What is expected:
Write out the records below word for word, please.

Extracted records:
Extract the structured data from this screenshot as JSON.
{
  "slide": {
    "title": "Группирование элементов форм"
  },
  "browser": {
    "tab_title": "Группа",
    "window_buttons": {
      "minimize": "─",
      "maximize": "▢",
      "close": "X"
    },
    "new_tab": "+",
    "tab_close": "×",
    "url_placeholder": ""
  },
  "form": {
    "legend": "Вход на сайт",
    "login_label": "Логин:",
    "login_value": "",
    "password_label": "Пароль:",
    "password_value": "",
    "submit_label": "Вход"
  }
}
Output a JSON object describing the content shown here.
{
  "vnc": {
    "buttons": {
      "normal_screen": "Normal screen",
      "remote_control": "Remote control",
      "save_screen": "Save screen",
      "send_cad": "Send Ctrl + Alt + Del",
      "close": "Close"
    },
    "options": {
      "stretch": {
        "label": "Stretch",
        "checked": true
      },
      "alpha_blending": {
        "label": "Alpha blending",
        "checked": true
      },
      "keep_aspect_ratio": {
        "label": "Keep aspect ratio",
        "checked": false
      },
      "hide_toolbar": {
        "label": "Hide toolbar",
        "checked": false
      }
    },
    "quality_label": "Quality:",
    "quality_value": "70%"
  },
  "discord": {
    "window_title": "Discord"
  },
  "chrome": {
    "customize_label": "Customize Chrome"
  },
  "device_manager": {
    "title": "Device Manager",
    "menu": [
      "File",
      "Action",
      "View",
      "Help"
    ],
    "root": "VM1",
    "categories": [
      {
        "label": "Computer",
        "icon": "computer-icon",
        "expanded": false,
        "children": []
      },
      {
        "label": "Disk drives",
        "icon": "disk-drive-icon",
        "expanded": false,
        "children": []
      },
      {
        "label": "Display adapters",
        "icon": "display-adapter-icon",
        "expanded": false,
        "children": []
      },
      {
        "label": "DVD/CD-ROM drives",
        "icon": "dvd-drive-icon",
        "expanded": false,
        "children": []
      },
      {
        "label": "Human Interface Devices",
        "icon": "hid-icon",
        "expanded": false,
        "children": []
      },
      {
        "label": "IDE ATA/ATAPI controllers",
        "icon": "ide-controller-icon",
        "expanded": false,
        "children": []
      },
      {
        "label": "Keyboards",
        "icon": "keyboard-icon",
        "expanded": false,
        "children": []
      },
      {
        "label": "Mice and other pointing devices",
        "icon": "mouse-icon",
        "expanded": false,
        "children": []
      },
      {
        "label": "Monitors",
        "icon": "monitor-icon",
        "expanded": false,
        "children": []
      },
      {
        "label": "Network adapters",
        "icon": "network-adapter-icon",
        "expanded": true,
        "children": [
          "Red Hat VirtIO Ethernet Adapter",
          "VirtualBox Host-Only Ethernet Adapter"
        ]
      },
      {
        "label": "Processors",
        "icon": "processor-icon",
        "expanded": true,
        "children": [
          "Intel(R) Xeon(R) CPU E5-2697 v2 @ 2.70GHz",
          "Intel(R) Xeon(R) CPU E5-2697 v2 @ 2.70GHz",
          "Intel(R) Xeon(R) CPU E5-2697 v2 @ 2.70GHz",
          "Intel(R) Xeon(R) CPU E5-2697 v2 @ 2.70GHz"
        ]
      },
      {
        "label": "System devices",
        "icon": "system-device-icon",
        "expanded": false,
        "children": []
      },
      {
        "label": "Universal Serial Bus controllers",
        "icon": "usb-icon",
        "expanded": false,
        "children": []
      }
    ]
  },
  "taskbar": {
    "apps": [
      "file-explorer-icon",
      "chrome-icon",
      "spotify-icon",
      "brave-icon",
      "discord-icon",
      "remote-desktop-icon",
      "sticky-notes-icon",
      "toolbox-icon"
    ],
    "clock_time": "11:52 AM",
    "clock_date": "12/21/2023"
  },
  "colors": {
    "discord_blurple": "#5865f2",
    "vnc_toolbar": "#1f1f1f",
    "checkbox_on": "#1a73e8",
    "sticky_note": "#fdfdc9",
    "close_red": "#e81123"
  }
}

Task solution:
Extract the structured data from this screenshot as JSON.
{
  "slide": {
    "title": "Группирование элементов форм"
  },
  "browser": {
    "tab_title": "Группа",
    "window_buttons": {
      "minimize": "─",
      "maximize": "▢",
      "close": "X"
    },
    "new_tab": "+",
    "tab_close": "×",
    "url_placeholder": ""
  },
  "form": {
    "legend": "Вход на сайт",
    "login_label": "Логин:",
    "login_value": "",
    "password_label": "Пароль:",
    "password_value": "",
    "submit_label": "Вход"
  }
}
Output a JSON object describing the content shown here.
{
  "vnc": {
    "buttons": {
      "normal_screen": "Normal screen",
      "remote_control": "Remote control",
      "save_screen": "Save screen",
      "send_cad": "Send Ctrl + Alt + Del",
      "close": "Close"
    },
    "options": {
      "stretch": {
        "label": "Stretch",
        "checked": true
      },
      "alpha_blending": {
        "label": "Alpha blending",
        "checked": true
      },
      "keep_aspect_ratio": {
        "label": "Keep aspect ratio",
        "checked": false
      },
      "hide_toolbar": {
        "label": "Hide toolbar",
        "checked": false
      }
    },
    "quality_label": "Quality:",
    "quality_value": "70%"
  },
  "discord": {
    "window_title": "Discord"
  },
  "chrome": {
    "customize_label": "Customize Chrome"
  },
  "device_manager": {
    "title": "Device Manager",
    "menu": [
      "File",
      "Action",
      "View",
      "Help"
    ],
    "root": "VM1",
    "categories": [
      {
        "label": "Computer",
        "icon": "computer-icon",
        "expanded": false,
        "children": []
      },
      {
        "label": "Disk drives",
        "icon": "disk-drive-icon",
        "expanded": false,
        "children": []
      },
      {
        "label": "Display adapters",
        "icon": "display-adapter-icon",
        "expanded": false,
        "children": []
      },
      {
        "label": "DVD/CD-ROM drives",
        "icon": "dvd-drive-icon",
        "expanded": false,
        "children": []
      },
      {
        "label": "Human Interface Devices",
        "icon": "hid-icon",
        "expanded": false,
        "children": []
      },
      {
        "label": "IDE ATA/ATAPI controllers",
        "icon": "ide-controller-icon",
        "expanded": false,
        "children": []
      },
      {
        "label": "Keyboards",
        "icon": "keyboard-icon",
        "expanded": false,
        "children": []
      },
      {
        "label": "Mice and other pointing devices",
        "icon": "mouse-icon",
        "expanded": false,
        "children": []
      },
      {
        "label": "Monitors",
        "icon": "monitor-icon",
        "expanded": false,
        "children": []
      },
      {
        "label": "Network adapters",
        "icon": "network-adapter-icon",
        "expanded": true,
        "children": [
          "Red Hat VirtIO Ethernet Adapter",
          "VirtualBox Host-Only Ethernet Adapter"
        ]
      },
      {
        "label": "Processors",
        "icon": "processor-icon",
        "expanded": true,
        "children": [
          "Intel(R) Xeon(R) CPU E5-2697 v2 @ 2.70GHz",
          "Intel(R) Xeon(R) CPU E5-2697 v2 @ 2.70GHz",
          "Intel(R) Xeon(R) CPU E5-2697 v2 @ 2.70GHz",
          "Intel(R) Xeon(R) CPU E5-2697 v2 @ 2.70GHz"
        ]
      },
      {
        "label": "System devices",
        "icon": "system-device-icon",
        "expanded": false,
        "children": []
      },
      {
        "label": "Universal Serial Bus controllers",
        "icon": "usb-icon",
        "expanded": false,
        "children": []
      }
    ]
  },
  "taskbar": {
    "apps": [
      "file-explorer-icon",
      "chrome-icon",
      "spotify-icon",
      "brave-icon",
      "discord-icon",
      "remote-desktop-icon",
      "sticky-notes-icon",
      "toolbox-icon"
    ],
    "clock_time": "11:52 AM",
    "clock_date": "12/21/2023"
  },
  "colors": {
    "discord_blurple": "#5865f2",
    "vnc_toolbar": "#1f1f1f",
    "checkbox_on": "#1a73e8",
    "sticky_note": "#fdfdc9",
    "close_red": "#e81123"
  }
}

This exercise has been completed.